| Task requirements |
Check each line below for "JSON" and report how many have it, nothing else.

| Data for this task |
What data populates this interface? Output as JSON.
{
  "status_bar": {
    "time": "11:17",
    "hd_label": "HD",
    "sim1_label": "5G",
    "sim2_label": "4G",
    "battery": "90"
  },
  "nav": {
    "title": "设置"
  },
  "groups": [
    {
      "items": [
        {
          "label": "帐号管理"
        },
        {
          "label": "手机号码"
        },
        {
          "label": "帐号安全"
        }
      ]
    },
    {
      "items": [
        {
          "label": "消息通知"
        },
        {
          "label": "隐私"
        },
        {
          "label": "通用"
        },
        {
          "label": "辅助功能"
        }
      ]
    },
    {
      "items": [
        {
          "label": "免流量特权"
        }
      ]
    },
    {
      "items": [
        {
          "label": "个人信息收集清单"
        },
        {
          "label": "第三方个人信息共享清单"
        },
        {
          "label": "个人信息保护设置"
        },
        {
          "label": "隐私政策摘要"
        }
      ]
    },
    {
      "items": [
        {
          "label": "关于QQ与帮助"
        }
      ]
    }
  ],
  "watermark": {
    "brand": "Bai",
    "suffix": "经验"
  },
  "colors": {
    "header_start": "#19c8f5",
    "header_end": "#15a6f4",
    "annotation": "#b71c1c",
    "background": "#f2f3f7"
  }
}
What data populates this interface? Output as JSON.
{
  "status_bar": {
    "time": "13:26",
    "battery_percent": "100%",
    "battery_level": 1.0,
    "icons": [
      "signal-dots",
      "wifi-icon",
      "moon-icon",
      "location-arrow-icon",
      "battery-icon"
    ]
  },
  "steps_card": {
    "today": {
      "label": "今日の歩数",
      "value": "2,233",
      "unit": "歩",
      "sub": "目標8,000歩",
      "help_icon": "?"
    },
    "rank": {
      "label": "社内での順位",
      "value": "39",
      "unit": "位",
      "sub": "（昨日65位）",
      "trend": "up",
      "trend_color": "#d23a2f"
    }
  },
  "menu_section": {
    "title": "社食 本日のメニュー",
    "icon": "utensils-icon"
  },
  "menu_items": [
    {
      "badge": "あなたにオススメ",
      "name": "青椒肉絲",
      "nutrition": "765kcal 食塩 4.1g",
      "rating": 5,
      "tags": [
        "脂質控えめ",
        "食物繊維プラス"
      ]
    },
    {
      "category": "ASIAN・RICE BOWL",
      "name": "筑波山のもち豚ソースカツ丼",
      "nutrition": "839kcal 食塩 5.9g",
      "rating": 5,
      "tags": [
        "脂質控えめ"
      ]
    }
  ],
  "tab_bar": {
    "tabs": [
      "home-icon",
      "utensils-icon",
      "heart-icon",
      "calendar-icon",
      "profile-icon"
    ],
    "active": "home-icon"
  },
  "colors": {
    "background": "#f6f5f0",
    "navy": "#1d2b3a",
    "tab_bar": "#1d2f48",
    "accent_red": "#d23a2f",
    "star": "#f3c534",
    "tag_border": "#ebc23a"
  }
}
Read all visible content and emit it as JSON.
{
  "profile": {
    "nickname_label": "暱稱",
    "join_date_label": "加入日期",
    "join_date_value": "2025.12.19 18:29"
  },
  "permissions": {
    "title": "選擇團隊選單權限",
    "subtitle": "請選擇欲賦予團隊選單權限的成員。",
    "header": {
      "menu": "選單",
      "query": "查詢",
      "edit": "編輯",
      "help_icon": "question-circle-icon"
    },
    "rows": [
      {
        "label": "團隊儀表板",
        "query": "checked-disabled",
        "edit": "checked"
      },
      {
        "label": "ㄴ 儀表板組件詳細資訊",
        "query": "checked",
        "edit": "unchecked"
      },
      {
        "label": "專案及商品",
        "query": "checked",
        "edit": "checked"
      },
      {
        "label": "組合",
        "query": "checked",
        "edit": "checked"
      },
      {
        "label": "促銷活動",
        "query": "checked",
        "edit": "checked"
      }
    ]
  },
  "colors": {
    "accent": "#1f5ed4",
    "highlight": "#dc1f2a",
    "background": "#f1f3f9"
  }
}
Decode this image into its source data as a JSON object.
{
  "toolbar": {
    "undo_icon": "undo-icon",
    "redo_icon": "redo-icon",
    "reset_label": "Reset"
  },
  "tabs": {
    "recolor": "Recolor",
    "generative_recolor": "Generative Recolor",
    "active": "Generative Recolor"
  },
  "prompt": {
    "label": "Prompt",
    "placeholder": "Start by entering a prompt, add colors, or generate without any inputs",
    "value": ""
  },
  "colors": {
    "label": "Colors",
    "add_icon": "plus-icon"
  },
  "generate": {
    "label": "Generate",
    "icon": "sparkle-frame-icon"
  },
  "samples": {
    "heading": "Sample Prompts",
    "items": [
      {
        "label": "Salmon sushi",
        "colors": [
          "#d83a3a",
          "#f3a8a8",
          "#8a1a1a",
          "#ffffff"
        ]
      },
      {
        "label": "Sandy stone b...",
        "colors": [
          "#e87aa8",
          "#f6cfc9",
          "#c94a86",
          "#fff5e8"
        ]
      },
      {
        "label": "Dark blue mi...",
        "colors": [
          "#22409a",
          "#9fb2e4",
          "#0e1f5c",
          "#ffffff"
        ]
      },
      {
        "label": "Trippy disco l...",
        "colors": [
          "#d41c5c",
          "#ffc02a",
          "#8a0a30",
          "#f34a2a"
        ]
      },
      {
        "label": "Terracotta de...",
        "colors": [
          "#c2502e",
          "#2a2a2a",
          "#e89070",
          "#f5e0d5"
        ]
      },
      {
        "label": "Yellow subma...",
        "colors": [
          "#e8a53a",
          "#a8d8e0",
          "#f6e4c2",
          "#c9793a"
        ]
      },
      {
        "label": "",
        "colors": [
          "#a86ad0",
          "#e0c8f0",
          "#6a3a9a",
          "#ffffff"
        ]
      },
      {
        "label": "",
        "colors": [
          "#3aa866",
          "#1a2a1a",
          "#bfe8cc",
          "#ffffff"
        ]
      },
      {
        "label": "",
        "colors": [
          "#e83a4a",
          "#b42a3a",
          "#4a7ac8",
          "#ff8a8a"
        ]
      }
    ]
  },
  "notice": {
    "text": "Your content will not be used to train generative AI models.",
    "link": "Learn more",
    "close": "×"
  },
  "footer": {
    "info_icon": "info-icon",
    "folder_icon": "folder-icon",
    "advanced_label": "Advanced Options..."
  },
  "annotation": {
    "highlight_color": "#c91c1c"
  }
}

| Solution to this task |
4